The Senate report is the first to suggest that JPMorgan’s chief executive Jamie Dimon was less than forthright with regulators as he learned of the mounting losses. To date, Dimon has acknowledged that the bank failed to manage its risks, which allowed the bad trades to persist.
The report takes the bank to task for hiding losses for three months last year, overstating the value of its trading positions and ignoring red flags. When regulators grew concerned, JPMorgan withheld information about the nature of the portfolio, Senate investigators say.
At one point, the bank was providing regulators daily profit and loss statements from its investment division so they could see what was going on. But Dimon put a stop to it. When one of his subordinates resumed the updates, “Dimon reportedly raised his voice in anger,” the Senate report said.
Days after losses on the portfolio jumped to more than a billion dollars, Dimon dismissed concerns about the trades as a “tempest in a teapot.”
A senior banks examiner told the subcommittee that it was “very common” for JPMorgan to push back on findings and recommendations by regulators. He recalled one instance in which bank executives even yelled at the examiners and called them “stupid.”
JPMorgan did not immediately respond to a request for comment.
Meanwhile, on Thursday, the Federal Reserve said it had found “weaknesses” in JPMorgan’s capital plans, derailing the company’s plans to use its cash reserves to reward shareholders. It uncovered a similar issue at another prestigious Wall Street firm, Goldman Sachs.
The companies last week passed the Fed’s so-called “stress test,” which examines whether big banks can survive a downturn. But regulators said they had found issues in its capital plans that were “significant enough to require immediate attention.”

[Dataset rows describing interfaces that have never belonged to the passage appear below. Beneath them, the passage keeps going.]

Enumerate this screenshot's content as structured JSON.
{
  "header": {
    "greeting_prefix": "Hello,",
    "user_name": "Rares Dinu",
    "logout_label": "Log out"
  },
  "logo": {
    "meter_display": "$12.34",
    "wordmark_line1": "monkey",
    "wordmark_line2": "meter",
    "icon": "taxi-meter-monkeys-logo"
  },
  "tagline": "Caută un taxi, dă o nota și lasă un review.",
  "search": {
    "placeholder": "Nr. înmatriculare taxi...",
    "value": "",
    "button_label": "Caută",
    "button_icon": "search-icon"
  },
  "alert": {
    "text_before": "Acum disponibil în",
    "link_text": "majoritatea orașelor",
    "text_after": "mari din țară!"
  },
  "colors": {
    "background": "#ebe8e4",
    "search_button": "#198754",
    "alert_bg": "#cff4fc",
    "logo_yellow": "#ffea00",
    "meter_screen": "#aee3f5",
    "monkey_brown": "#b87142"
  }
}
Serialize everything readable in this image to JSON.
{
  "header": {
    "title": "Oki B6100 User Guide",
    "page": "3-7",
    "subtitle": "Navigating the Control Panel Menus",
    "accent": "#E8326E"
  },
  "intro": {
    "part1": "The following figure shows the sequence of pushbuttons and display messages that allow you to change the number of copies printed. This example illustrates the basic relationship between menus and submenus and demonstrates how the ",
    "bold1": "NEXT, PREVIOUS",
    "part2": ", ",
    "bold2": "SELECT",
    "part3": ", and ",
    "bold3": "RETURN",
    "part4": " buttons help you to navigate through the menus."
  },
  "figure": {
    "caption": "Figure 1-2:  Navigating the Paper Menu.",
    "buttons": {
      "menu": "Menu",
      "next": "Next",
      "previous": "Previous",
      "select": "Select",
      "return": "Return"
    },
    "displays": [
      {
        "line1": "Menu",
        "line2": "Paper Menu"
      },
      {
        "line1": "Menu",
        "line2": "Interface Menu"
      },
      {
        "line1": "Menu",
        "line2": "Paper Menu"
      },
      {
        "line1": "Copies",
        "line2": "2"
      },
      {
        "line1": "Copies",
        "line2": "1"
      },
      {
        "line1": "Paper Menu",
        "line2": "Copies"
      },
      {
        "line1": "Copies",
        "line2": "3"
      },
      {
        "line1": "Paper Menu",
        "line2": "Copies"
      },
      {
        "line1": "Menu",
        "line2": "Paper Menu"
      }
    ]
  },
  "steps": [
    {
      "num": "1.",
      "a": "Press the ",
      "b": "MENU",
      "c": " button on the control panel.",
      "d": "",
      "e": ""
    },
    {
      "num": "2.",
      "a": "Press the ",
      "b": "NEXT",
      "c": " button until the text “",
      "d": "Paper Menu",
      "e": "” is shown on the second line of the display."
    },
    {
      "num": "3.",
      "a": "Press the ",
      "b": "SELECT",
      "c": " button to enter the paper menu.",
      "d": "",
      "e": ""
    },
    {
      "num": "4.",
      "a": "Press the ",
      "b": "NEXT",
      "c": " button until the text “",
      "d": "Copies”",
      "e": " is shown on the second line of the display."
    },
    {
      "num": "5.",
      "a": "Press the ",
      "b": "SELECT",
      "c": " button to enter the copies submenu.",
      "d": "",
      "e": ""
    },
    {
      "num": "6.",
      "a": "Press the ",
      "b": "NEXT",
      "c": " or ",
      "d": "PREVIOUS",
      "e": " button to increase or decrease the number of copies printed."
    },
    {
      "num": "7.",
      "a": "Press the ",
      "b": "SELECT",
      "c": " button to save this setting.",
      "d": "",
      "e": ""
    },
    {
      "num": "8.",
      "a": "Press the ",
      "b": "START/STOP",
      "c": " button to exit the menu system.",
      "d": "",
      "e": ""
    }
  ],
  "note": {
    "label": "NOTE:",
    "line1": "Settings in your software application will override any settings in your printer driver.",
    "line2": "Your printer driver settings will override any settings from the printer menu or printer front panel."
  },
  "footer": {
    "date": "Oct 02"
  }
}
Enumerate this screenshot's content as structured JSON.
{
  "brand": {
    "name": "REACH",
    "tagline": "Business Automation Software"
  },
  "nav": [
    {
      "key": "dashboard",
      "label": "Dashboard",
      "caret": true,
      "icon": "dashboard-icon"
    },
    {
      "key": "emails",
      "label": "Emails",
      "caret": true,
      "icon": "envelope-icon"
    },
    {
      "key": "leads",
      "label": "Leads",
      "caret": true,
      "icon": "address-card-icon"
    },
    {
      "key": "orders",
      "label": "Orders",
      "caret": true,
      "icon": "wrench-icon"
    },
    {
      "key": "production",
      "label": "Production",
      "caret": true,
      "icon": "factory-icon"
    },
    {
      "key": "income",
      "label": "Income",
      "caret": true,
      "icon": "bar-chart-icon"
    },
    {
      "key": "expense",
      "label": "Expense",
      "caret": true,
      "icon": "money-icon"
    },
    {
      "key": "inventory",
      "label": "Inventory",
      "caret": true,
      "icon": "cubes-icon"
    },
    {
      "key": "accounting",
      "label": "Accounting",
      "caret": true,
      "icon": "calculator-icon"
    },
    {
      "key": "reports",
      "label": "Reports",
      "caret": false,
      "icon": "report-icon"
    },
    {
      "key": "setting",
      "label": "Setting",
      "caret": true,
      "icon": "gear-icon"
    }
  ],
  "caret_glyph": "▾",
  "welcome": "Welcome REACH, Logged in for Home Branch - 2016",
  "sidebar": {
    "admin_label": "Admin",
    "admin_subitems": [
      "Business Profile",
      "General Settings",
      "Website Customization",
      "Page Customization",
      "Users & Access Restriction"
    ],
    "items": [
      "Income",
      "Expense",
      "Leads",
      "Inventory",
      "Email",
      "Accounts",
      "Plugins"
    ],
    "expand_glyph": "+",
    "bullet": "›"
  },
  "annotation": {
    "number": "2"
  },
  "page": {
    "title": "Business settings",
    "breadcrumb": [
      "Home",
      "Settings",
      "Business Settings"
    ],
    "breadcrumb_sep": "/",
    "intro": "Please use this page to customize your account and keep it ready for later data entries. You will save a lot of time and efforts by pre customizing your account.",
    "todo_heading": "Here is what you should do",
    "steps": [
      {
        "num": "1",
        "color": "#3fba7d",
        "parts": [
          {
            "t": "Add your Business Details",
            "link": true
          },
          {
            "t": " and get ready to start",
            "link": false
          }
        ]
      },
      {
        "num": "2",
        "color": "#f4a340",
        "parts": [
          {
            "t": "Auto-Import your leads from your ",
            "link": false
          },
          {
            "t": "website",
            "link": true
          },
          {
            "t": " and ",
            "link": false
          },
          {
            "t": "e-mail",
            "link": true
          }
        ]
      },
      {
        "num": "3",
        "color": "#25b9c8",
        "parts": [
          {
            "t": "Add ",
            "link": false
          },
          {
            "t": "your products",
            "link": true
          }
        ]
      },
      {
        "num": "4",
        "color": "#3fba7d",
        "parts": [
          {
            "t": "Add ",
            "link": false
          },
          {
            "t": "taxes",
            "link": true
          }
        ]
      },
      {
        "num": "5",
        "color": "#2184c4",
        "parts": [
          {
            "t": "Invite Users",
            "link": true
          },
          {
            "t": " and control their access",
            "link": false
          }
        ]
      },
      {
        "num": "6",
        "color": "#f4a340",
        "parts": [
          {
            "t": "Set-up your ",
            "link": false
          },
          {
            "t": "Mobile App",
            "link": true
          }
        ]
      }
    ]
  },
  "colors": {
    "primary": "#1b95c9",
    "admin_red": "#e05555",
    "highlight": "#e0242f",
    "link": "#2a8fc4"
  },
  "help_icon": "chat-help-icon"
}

The two banks were ordered to resubmit their plans to the Fed by September, though they can continue to issue dividends and buy back stock in the interim.
Fourteen other big banks received a thumbs up on their capital plans. But the Fed outright rejected BB&T and Ally Financial, which is still largely owned by the federal government. Ally was the only bank to fail the Fed’s stress test last week.
After those results, the company called the central bank’s analysis “fundamentally flawed.”
Whereas analysts suspected Ally, which still owes the government $11.4 billion in bailout funds, would meet resistance from regulators, few anticipated JPMorgan or Goldman would have trouble.
“We are pleased to continue to have the flexibility to return capital to shareholders,” Goldman chief executive Lloyd Blankfein said in a statement. Dimon said the firm is “fully committed to meeting all of the Fed’s requirements.” In a statement, the chairman went on announce that the board intends to increase the company’s dividend in the second quarter from 30 cents to 39 cents per share.
BB&T sailed through last week’s test with one of the highest capital scores of the 18 banks. But in the latest round of testing, the Fed said its capital plan was rejected “based on a qualitative assessment.”